Dataset rows describing interfaces

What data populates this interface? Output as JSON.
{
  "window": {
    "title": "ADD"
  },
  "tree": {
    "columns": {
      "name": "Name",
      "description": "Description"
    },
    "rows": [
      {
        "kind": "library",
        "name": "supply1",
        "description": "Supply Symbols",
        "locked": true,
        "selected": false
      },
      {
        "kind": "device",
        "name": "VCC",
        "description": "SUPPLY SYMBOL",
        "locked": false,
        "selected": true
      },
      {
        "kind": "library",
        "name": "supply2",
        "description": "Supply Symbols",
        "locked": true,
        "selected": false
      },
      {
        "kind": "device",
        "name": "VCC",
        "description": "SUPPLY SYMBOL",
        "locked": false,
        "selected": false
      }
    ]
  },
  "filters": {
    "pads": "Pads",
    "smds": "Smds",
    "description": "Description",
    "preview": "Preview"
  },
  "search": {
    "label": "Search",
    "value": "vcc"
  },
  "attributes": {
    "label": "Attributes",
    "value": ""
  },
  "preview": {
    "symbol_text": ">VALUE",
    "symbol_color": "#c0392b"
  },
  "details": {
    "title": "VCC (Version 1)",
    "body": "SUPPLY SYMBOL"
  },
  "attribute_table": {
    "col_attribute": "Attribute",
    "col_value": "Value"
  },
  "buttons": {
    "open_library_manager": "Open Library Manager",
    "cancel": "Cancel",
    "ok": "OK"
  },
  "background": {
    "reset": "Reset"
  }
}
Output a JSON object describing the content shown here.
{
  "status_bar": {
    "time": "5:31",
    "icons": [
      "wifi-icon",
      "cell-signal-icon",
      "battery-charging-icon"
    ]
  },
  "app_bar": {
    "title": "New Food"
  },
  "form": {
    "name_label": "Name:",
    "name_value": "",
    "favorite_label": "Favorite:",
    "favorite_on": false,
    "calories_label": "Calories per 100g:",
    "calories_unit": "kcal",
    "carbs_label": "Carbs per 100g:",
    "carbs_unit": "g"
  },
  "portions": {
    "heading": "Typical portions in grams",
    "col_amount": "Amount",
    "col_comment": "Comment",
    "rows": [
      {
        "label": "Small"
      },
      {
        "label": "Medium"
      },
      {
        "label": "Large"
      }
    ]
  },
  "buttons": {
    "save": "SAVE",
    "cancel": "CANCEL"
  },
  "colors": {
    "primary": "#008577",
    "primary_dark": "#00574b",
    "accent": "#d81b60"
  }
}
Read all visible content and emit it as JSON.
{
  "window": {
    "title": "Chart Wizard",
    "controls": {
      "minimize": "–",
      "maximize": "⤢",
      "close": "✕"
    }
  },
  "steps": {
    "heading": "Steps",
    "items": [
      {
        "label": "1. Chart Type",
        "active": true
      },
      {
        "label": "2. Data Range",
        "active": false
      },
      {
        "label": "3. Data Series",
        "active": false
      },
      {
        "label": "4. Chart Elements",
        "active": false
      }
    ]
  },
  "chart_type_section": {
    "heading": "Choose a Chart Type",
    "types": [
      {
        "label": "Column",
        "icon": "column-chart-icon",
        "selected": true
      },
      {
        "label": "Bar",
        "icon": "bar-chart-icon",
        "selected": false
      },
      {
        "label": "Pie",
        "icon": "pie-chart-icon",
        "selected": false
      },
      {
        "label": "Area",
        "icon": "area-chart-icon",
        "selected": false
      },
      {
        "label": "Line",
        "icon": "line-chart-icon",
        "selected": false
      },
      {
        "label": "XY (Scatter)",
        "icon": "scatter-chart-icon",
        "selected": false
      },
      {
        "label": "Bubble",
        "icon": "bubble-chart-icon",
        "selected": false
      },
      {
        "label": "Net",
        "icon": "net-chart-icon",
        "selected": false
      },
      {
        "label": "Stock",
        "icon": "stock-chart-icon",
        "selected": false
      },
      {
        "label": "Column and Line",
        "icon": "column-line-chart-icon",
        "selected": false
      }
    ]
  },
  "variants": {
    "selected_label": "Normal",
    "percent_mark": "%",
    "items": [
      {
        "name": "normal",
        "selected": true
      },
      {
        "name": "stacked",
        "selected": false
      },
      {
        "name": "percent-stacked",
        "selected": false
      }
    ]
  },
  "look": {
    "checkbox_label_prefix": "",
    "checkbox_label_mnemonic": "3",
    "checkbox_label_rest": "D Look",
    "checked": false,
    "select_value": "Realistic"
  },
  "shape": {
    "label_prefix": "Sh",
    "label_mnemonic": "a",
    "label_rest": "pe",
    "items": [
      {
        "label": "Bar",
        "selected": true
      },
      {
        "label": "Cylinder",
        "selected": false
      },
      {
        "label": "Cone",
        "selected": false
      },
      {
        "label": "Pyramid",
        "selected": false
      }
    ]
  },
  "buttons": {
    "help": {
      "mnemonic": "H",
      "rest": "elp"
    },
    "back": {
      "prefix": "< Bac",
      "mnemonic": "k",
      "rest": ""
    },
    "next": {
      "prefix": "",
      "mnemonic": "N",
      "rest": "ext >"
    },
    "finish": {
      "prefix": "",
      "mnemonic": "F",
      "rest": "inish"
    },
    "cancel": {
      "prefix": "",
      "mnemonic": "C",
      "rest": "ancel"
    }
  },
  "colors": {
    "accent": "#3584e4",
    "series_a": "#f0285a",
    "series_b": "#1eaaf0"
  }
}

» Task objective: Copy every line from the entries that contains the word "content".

» Task output:
Output a JSON object describing the content shown here.
Read all visible content and emit it as JSON.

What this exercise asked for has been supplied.